Clatsop County business and education leaders are forming a countywide paid internship program to place more students in local jobs.
The effort started over the summer, when Hampton Affiliates hosted two interns who worked on projects in the Warrenton mill and learned about marketing and other aspects of the timber company.
“We’ve had a strong partnership with Hampton Affiliates for the last couple of years,” said Craig Hoppes, superintendent of the Astoria School District. “It sort of came down to the question of whether we’re preparing kids for college … or whether we’re preparing kids right out of high school for the workforce.”
County leaders learned about McMinnville Works, a similar internship program in Yamhill County, and applied to be part of one of their four statewide workshops funded by a grant from the Oregon Talent Council. The initial workshops were all taken, but the leaders banded together to pay $125 per business for up to 20 to attend a fifth workshop Sept. 27 at Clatsop Community College.
Kevin Leahy, executive director of Clatsop Economic Development Resources and a coordinator with the internship program, said he has been reaching out to a number of major businesses in the county, from hospitals and mills to the hospitality industry.
The intern program will be open to students at all five county school districts, along with the college. Originally, the program was meant to be for students 18 and older, Leahy said, but some businesses, such as hotels, want to start training employees as young as 16.
“The beauty of this is that it’s employer-driven,” Leahy said. “It’s almost turnkey, the way that I see this. The business can dictate what the internship is about.”
Participating businesses must be able to host interns for up to six weeks, pay at least minimum wage and provide them an employee mentor and management.
Leading the workshop will be Jody Christensen, the executive director for the McMinnville Economic Development Partnership. Christensen has overseen the McMinnville Works internship program for the past five years.
“When I was going out and meeting with companies, I kept hearing over and over again about the critical issues in finding and keeping talent,” she said. “Positions were being kept open months on end, they weren’t filling jobs.”
The city reached out to Climax Portable Machine Tools, a Newberg company with an internal internship program, and secured seed funding from the Yamhill County Board of Commissioners for a summer pilot at four local companies.

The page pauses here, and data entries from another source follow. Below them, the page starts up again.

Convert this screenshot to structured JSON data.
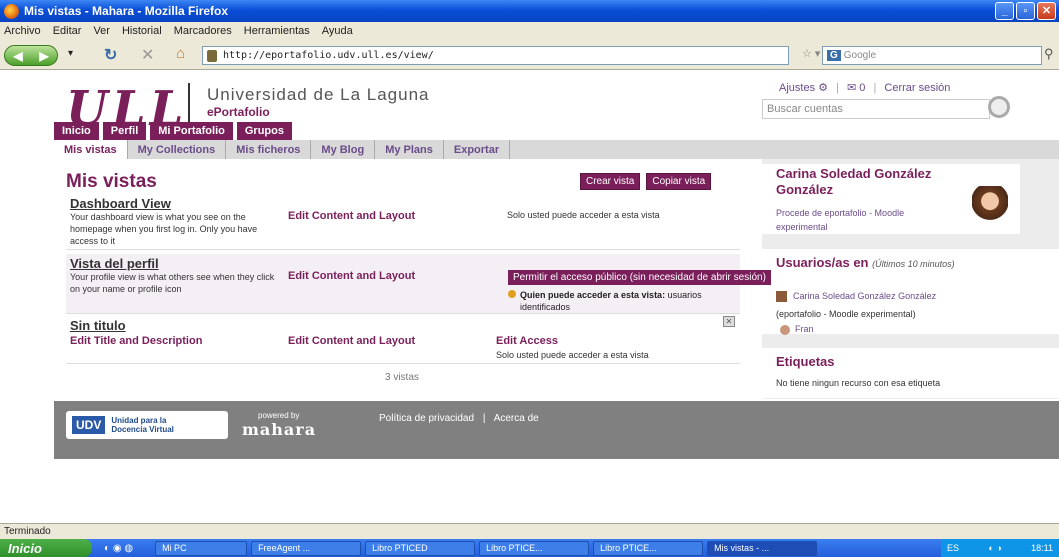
{
  "window": {
    "title": "Mis vistas - Mahara - Mozilla Firefox"
  },
  "menu": [
    "Archivo",
    "Editar",
    "Ver",
    "Historial",
    "Marcadores",
    "Herramientas",
    "Ayuda"
  ],
  "browser": {
    "url": "http://eportafolio.udv.ull.es/view/",
    "search_placeholder": "Google"
  },
  "site": {
    "logo": "ULL",
    "university": "Universidad de La Laguna",
    "product": "ePortafolio"
  },
  "userlinks": {
    "settings": "Ajustes",
    "messages": "0",
    "logout": "Cerrar sesión"
  },
  "search": {
    "placeholder": "Buscar cuentas"
  },
  "main_tabs": [
    "Inicio",
    "Perfil",
    "Mi Portafolio",
    "Grupos"
  ],
  "sub_tabs": [
    "Mis vistas",
    "My Collections",
    "Mis ficheros",
    "My Blog",
    "My Plans",
    "Exportar"
  ],
  "page": {
    "title": "Mis vistas",
    "create_view": "Crear vista",
    "copy_view": "Copiar vista",
    "count": "3 vistas"
  },
  "views": [
    {
      "title": "Dashboard View",
      "desc": "Your dashboard view is what you see on the homepage when you first log in. Only you have access to it",
      "edit": "Edit Content and Layout",
      "access": "Solo usted puede acceder a esta vista"
    },
    {
      "title": "Vista del perfil",
      "desc": "Your profile view is what others see when they click on your name or profile icon",
      "edit": "Edit Content and Layout",
      "access_button": "Permitir el acceso público (sin necesidad de abrir sesión)",
      "access_label": "Quien puede acceder a esta vista:",
      "access_value": "usuarios identificados"
    },
    {
      "title": "Sin titulo",
      "edit_title": "Edit Title and Description",
      "edit": "Edit Content and Layout",
      "edit_access": "Edit Access",
      "access": "Solo usted puede acceder a esta vista"
    }
  ],
  "sidebar": {
    "user_name": "Carina Soledad González González",
    "user_source": "Procede de eportafolio - Moodle experimental",
    "online_title": "Usuarios/as en",
    "online_subtitle": "(Últimos 10 minutos)",
    "online_users": [
      "Carina Soledad González González",
      "(eportafolio - Moodle experimental)",
      "Fran"
    ],
    "tags_title": "Etiquetas",
    "tags_text": "No tiene ningun recurso con esa etiqueta"
  },
  "footer": {
    "udv_line1": "Unidad para la",
    "udv_line2": "Docencia Virtual",
    "powered": "powered by",
    "mahara": "mahara",
    "privacy": "Política de privacidad",
    "about": "Acerca de"
  },
  "status": "Terminado",
  "taskbar": {
    "start": "Inicio",
    "tasks": [
      "Mi PC",
      "FreeAgent ...",
      "Libro PTICED",
      "Libro PTICE...",
      "Libro PTICE...",
      "Mis vistas - ..."
    ],
    "lang": "ES",
    "time": "18:11"
  }
}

The program took off, she said, and now includes 15 to 20 businesses a year hosting a similar number of students. The businesses focus on project-based work that can be completed during a nine-week summer internship. Participants also go through weekly workshops to learn skills like teamwork and managing finances.

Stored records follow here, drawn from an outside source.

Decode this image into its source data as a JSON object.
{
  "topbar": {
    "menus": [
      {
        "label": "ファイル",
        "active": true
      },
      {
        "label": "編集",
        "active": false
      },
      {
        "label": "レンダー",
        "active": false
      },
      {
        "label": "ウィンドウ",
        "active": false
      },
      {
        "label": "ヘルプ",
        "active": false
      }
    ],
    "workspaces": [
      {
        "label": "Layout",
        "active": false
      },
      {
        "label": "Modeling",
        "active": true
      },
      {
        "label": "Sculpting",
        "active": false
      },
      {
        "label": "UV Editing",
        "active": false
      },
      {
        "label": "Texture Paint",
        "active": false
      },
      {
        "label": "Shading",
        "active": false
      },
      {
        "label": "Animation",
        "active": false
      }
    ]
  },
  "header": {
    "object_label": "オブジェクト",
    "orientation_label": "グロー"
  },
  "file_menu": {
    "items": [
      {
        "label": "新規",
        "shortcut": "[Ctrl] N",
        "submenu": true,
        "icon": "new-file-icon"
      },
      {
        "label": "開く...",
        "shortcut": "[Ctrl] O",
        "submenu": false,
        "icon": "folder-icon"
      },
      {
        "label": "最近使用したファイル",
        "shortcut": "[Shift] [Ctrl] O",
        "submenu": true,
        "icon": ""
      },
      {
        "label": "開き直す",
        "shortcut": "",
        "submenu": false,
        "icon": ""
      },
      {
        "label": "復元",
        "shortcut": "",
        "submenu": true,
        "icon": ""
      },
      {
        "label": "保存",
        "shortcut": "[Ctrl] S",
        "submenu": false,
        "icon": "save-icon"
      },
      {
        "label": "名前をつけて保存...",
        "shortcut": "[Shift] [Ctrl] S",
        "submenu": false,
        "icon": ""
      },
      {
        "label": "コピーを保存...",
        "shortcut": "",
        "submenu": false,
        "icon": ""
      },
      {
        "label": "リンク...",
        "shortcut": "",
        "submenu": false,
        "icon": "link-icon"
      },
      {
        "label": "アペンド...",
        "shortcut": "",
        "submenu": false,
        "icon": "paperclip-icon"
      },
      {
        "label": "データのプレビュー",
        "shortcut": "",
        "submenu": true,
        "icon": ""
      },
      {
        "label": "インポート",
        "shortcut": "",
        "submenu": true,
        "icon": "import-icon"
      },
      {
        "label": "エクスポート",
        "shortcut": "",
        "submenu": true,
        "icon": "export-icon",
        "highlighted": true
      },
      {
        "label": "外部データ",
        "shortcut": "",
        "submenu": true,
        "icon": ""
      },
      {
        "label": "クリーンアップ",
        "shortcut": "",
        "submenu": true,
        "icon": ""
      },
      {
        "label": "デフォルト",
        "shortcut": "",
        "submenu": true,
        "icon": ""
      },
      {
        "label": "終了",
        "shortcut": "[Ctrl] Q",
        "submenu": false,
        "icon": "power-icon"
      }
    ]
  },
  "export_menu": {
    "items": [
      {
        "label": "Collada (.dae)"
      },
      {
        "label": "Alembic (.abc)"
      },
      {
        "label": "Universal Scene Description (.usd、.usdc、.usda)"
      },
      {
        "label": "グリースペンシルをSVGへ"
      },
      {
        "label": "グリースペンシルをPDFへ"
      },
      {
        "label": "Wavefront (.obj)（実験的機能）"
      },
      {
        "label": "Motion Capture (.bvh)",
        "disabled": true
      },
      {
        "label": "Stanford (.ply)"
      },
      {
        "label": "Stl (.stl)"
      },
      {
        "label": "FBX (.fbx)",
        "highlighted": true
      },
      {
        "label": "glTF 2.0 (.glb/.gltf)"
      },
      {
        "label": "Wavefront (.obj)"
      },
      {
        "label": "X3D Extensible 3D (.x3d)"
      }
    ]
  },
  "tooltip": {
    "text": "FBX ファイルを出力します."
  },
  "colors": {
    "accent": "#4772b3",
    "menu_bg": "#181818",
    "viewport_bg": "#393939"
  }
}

“What we’re trying to do is round out some of the things they might not be learning in school about what it means to be employed,” she said.
Most of the students in McMinnville’s program are juniors and seniors in college from throughout the Pacific Northwest, Christensen said, but each community designs a program fit to local needs.
“We’re not going to get every detail worked out in six hours,” she said. “There will be areas up in the air, but we’ll create the basic framework.”